A will is a legal document stating who you would like to inherit your property after you pass away. In New York, you are permitted to leave your estate to anyone you wish. However, when a will contains a strange or unexpected provision, this may be an indication that the will is fraudulent. To protect the true intent of the will’s creator or testator, there are defenses you can raise to prevent fraud in New York wills. Read on to learn more about fraud, as well as the ways an experienced wills attorney can assist you in creating these entities.

What Makes a Will Invalid?

A will in New York may be invalid due to:

  • Lack of testamentary capacity
  • Duress
  • Undue influence
  • Improper execution
  • Fraudulent execution

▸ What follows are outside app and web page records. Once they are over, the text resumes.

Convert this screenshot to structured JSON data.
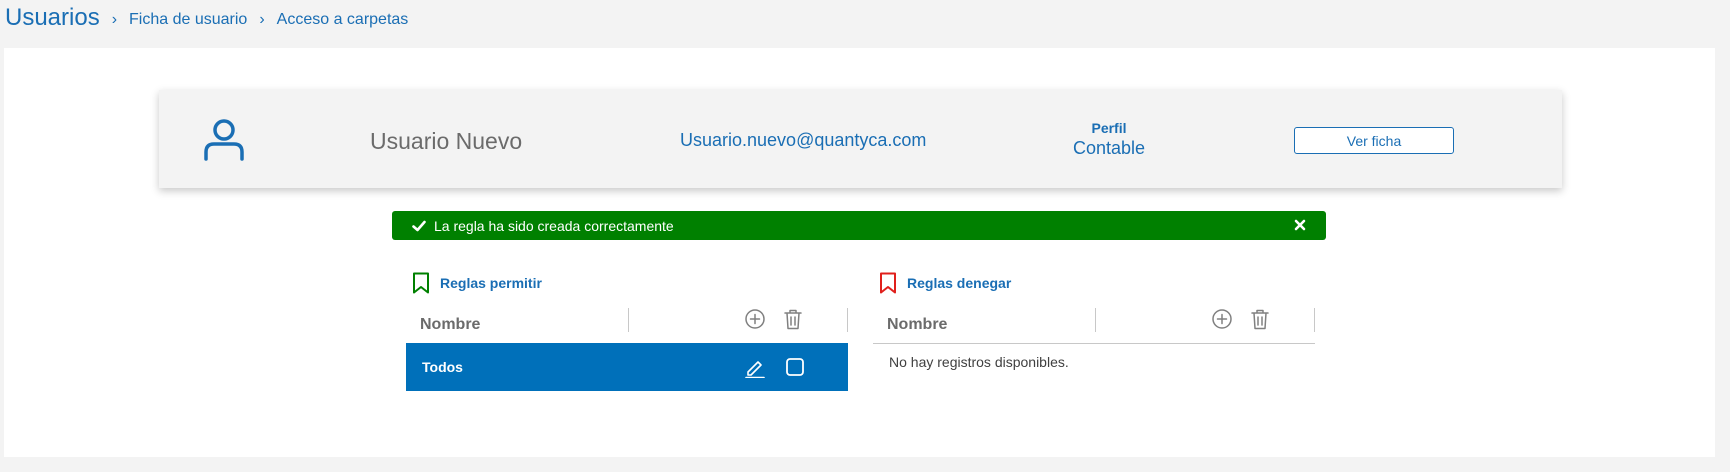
{
  "breadcrumb": {
    "root": "Usuarios",
    "items": [
      "Ficha de usuario",
      "Acceso a carpetas"
    ],
    "separator": "›"
  },
  "user": {
    "icon": "user-icon",
    "name": "Usuario Nuevo",
    "email": "Usuario.nuevo@quantyca.com",
    "profile_label": "Perfil",
    "profile_value": "Contable",
    "view_button": "Ver ficha"
  },
  "alert": {
    "message": "La regla ha sido creada correctamente",
    "color": "#008000",
    "icons": [
      "check-icon",
      "close-icon"
    ]
  },
  "allow_rules": {
    "title": "Reglas permitir",
    "icon": "bookmark-icon",
    "icon_color": "#008000",
    "column_name": "Nombre",
    "header_icons": [
      "add-circle-icon",
      "trash-icon"
    ],
    "rows": [
      {
        "label": "Todos",
        "icons": [
          "edit-icon",
          "checkbox-icon"
        ],
        "selected": true
      }
    ]
  },
  "deny_rules": {
    "title": "Reglas denegar",
    "icon": "bookmark-icon",
    "icon_color": "#e0201c",
    "column_name": "Nombre",
    "header_icons": [
      "add-circle-icon",
      "trash-icon"
    ],
    "empty_message": "No hay registros disponibles."
  },
  "colors": {
    "accent": "#1a6eb4",
    "selected_row": "#0070ba",
    "background": "#f3f3f3"
  }
}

Unfortunately, elderly individuals and those suffering from mental or physical illness are more susceptible to fraud in New York wills, and likely to be taken advantage of during the execution of their wills.

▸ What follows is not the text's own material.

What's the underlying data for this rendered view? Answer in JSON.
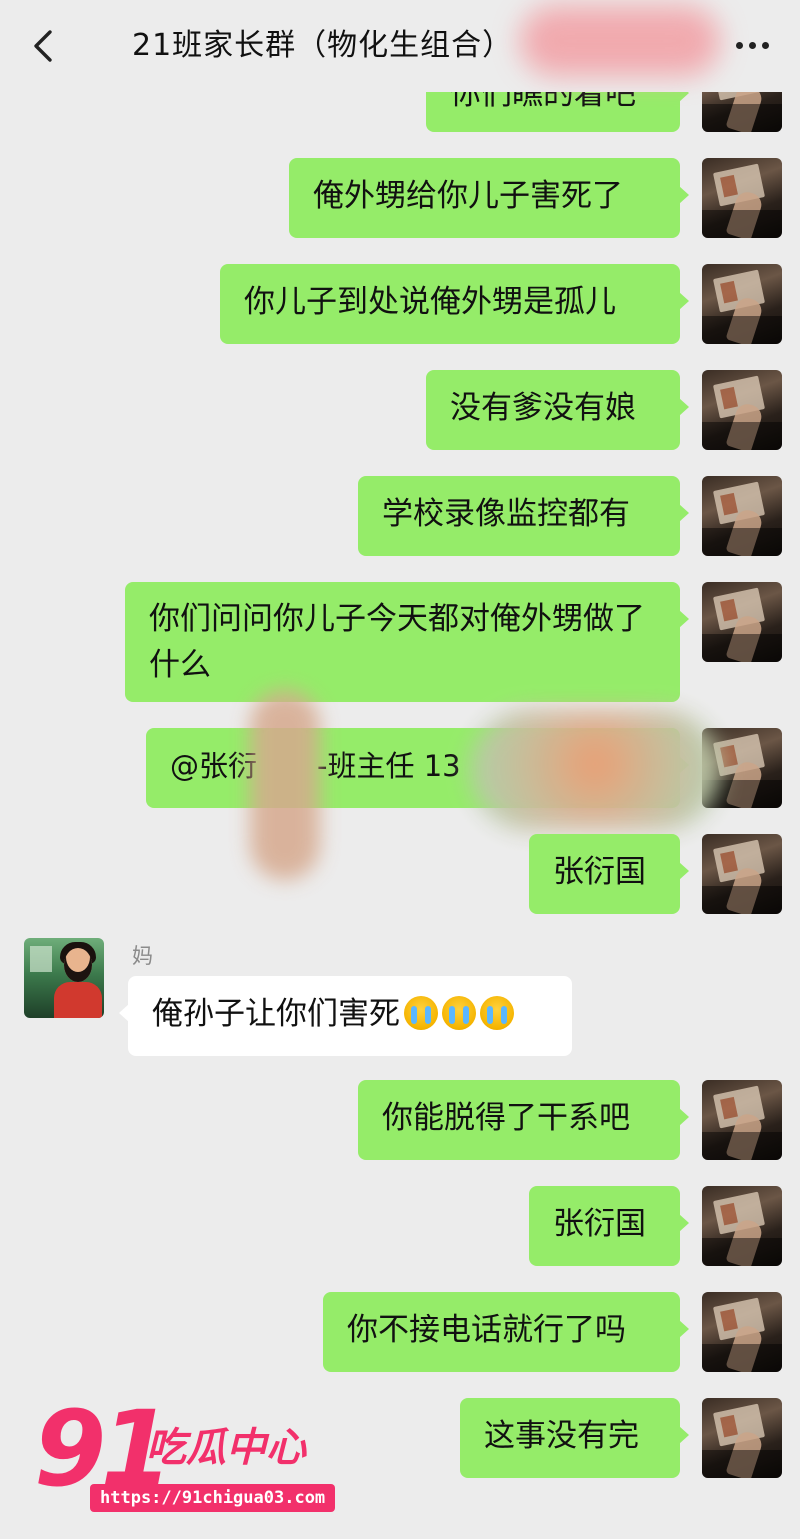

Lack of Testamentary Capacity

The level of capacity required to execute a will in New York is lower than the capacity needed to execute other types of legal documents. To prove that a will was fraudulent due to lack of testamentary capacity, one must show that the testator was not of sound mind when they signed their will.

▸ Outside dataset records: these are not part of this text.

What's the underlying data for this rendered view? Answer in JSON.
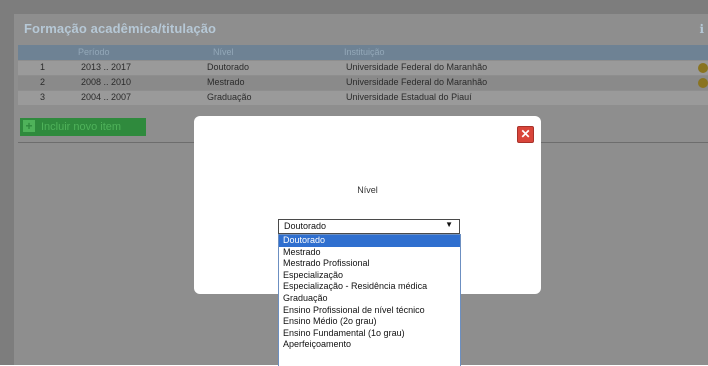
{
  "panel": {
    "title": "Formação acadêmica/titulação",
    "corner": "ℹ",
    "columns": [
      "Período",
      "Nível",
      "Instituição"
    ],
    "rows": [
      {
        "num": "1",
        "period": "2013 .. 2017",
        "level": "Doutorado",
        "institution": "Universidade Federal do Maranhão"
      },
      {
        "num": "2",
        "period": "2008 .. 2010",
        "level": "Mestrado",
        "institution": "Universidade Federal do Maranhão"
      },
      {
        "num": "3",
        "period": "2004 .. 2007",
        "level": "Graduação",
        "institution": "Universidade Estadual do Piauí"
      }
    ],
    "add_button": "Incluir novo item",
    "add_icon": "+"
  },
  "modal": {
    "close_label": "✕",
    "label": "Nível",
    "select_value": "Doutorado",
    "select_arrow": "▼",
    "options": [
      "Doutorado",
      "Mestrado",
      "Mestrado Profissional",
      "Especialização",
      "Especialização - Residência médica",
      "Graduação",
      "Ensino Profissional de nível técnico",
      "Ensino Médio (2o grau)",
      "Ensino Fundamental (1o grau)",
      "Aperfeiçoamento"
    ],
    "selected_index": 0
  },
  "colors": {
    "overlay": "#7d7d7d",
    "accent_green": "#2f8a3d",
    "selected_option": "#2f6fcf",
    "close_button": "#d9453a"
  }
}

An individual is generally considered to be of sound mind if they are able to understand the nature of their property, their family members, and the contents of their will. If an individual suffers from dementia, their memory may be better or worse depending on the day. A will cannot be invalidated if an individual suffering from dementia signs their will during a lucid moment.

Duress and Undue Influence

If the testator is threatened or forced into signing a will against their wishes, this may be a case of duress. Duress cases in the estate context can be challenging to prove because this defense is usually raised after the testator has passed away.

Undue influence is slightly different than duress. Undue influence comes up in situations where the testator is so heavily coerced by others that they are no longer acting independently by their own free will. If a person has a confidential relationship with the testator that would allow them the opportunity to exert control over them, it will be easier to invalidate a will due to undue influence.

Improper and Fraudulent Execution

A will may be fraudulently executed if the signature was forged or the contents of the will were altered or substituted. Indications that a will has been fraudulently executed include the absence of notarization, preparation without an attorney, removal of staples from the document, or missing pages. Article 3 of the Estates, Powers, and Trusts law outlines the requirements of a valid will in New York.

If the requirements to establish a will in New York have not been met, the will can be invalidated. In New York, a will must be signed by the testator, or by an individual in the testator’s presence at their direction, and two independent witnesses. Executing a will at an attorney’s office can help ensure that all the necessary formalities are followed to create a valid will.

Consulting a New York Wills Attorney

A professional trusts and estates lawyer can work to help prevent fraud in New York wills. If you are concerned that a loved one has been taken advantage of and executed a will that is contrary to their wishes, reach out to a skilled trusts and estates attorney today to schedule a consultation.